OLYMPIA — A stiffening of state DUI laws championed by Gov. Jay Inslee and a bipartisan group of lawmakers cleared its first legislative hurdle Tuesday, moving out of the Senate Law & Justice Committee unanimously.
Among other items, Senate Bill 5912 would add 10 days in jail to all minimum DUI sentences, make drunken driving a felony on the fourth conviction (it currently is on the fifth) and make the installation of an ignition interlock device a requirement for repeat DUI offenders to be released from jail.
The bill also would pilot a 24/7 alcohol-monitoring program as an alternative to prison, restrict deferred sentencing in drunken driving cases and expand DUI courts.

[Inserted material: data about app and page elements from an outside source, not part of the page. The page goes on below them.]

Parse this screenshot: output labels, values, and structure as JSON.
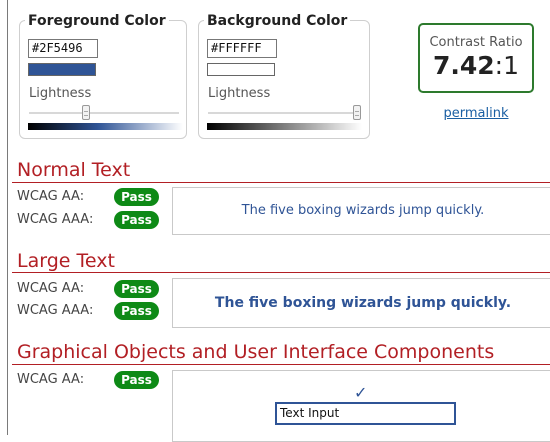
{
  "foreground": {
    "legend": "Foreground Color",
    "hex": "#2F5496",
    "lightness_label": "Lightness",
    "lightness_value": 0.42,
    "swatch_color": "#2F5496"
  },
  "background": {
    "legend": "Background Color",
    "hex": "#FFFFFF",
    "lightness_label": "Lightness",
    "lightness_value": 1.0,
    "swatch_color": "#FFFFFF"
  },
  "contrast": {
    "label": "Contrast Ratio",
    "value_main": "7.42",
    "value_suffix": ":1",
    "border_color": "#2D7A2D",
    "permalink": "permalink"
  },
  "sections": {
    "normal": {
      "title": "Normal Text",
      "aa_label": "WCAG AA:",
      "aa_result": "Pass",
      "aaa_label": "WCAG AAA:",
      "aaa_result": "Pass",
      "sample": "The five boxing wizards jump quickly."
    },
    "large": {
      "title": "Large Text",
      "aa_label": "WCAG AA:",
      "aa_result": "Pass",
      "aaa_label": "WCAG AAA:",
      "aaa_result": "Pass",
      "sample": "The five boxing wizards jump quickly."
    },
    "graphical": {
      "title": "Graphical Objects and User Interface Components",
      "aa_label": "WCAG AA:",
      "aa_result": "Pass",
      "check_icon": "✓",
      "text_input": "Text Input"
    }
  },
  "colors": {
    "pass_badge": "#0E8A16",
    "section_title": "#B21F24",
    "link": "#1A5FA3"
  }
}
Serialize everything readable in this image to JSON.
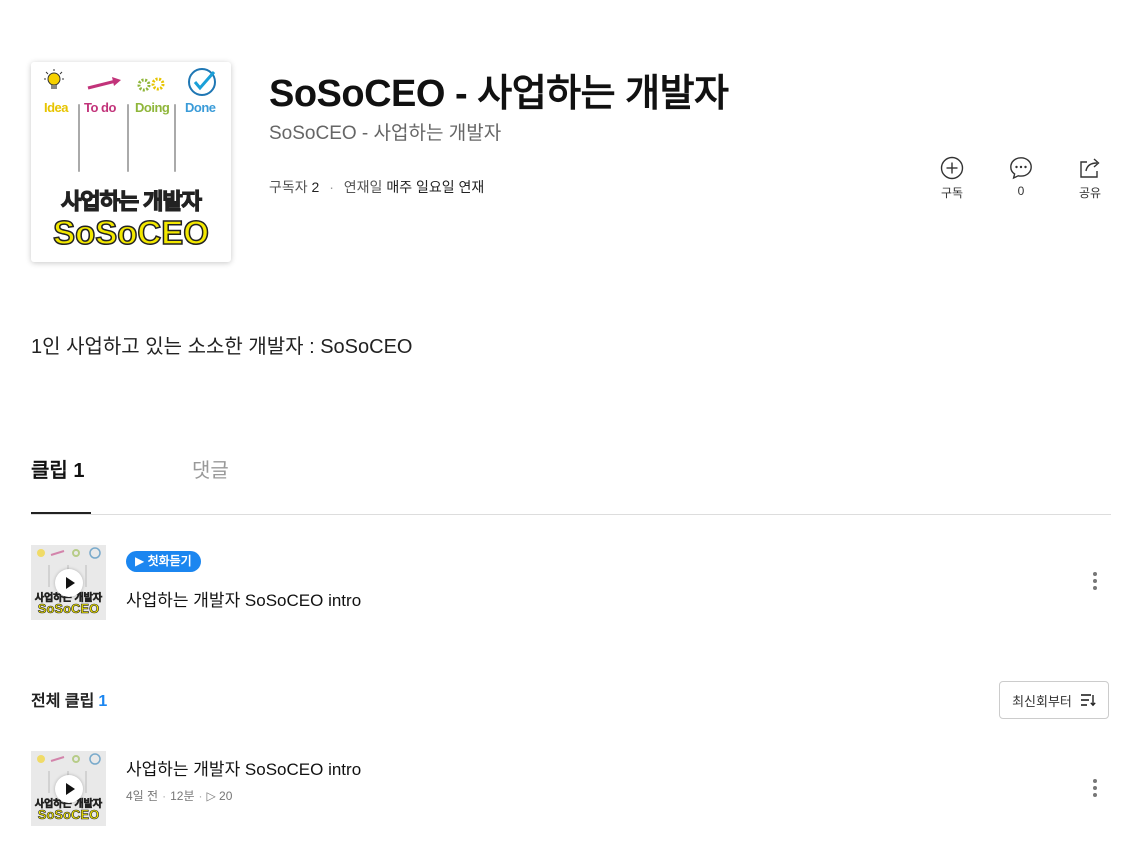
{
  "channel": {
    "cover": {
      "labels": [
        "Idea",
        "To do",
        "Doing",
        "Done"
      ],
      "label_colors": [
        "#e7c400",
        "#c2337a",
        "#8fb63a",
        "#3a9bd8"
      ],
      "headline": "사업하는 개발자",
      "brand": "SoSoCEO"
    },
    "title": "SoSoCEO - 사업하는 개발자",
    "subtitle": "SoSoCEO - 사업하는 개발자",
    "subscribers_label": "구독자",
    "subscribers_count": "2",
    "schedule_label": "연재일",
    "schedule_value": "매주 일요일 연재",
    "description": "1인 사업하고 있는 소소한 개발자 : SoSoCEO"
  },
  "actions": {
    "subscribe_label": "구독",
    "comment_count": "0",
    "share_label": "공유"
  },
  "tabs": [
    {
      "label": "클립 1",
      "active": true
    },
    {
      "label": "댓글",
      "active": false
    }
  ],
  "first_episode": {
    "badge": "▶ 첫화듣기",
    "title": "사업하는 개발자 SoSoCEO intro"
  },
  "all_clips": {
    "heading": "전체 클립",
    "count": "1",
    "sort_label": "최신회부터"
  },
  "episodes": [
    {
      "title": "사업하는 개발자 SoSoCEO intro",
      "age": "4일 전",
      "duration": "12분",
      "plays": "▷ 20"
    }
  ],
  "colors": {
    "accent": "#1b86f0",
    "cover_text": "#f3e800"
  }
}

Those items all were agreed upon in recent negotiations between Inslee and the leaders of the Senate and House committees with jurisdiction over DUI issues. But the question of how to pay for them remains a key sticking point.
On Tuesday, the unanimous committee vote belied concerns from Democrats that the proposal doesn’t give enough money to local governments to implement the changes or devote enough to treatment.
Before the vote, senators made clear they were voting on the policy, not the financials of the plan.
The Senate version of the bill will next go to the budget committee that will decide if the state can afford the changes.
The House Public Safety Committee is expected to vote on a similar proposal soon.
Despite the remaining hurdles, Inslee expressed optimism about the bill in an afternoon news conference.
“I’m very happy about this,” he said. “I think this bodes well for us getting this done this special session.”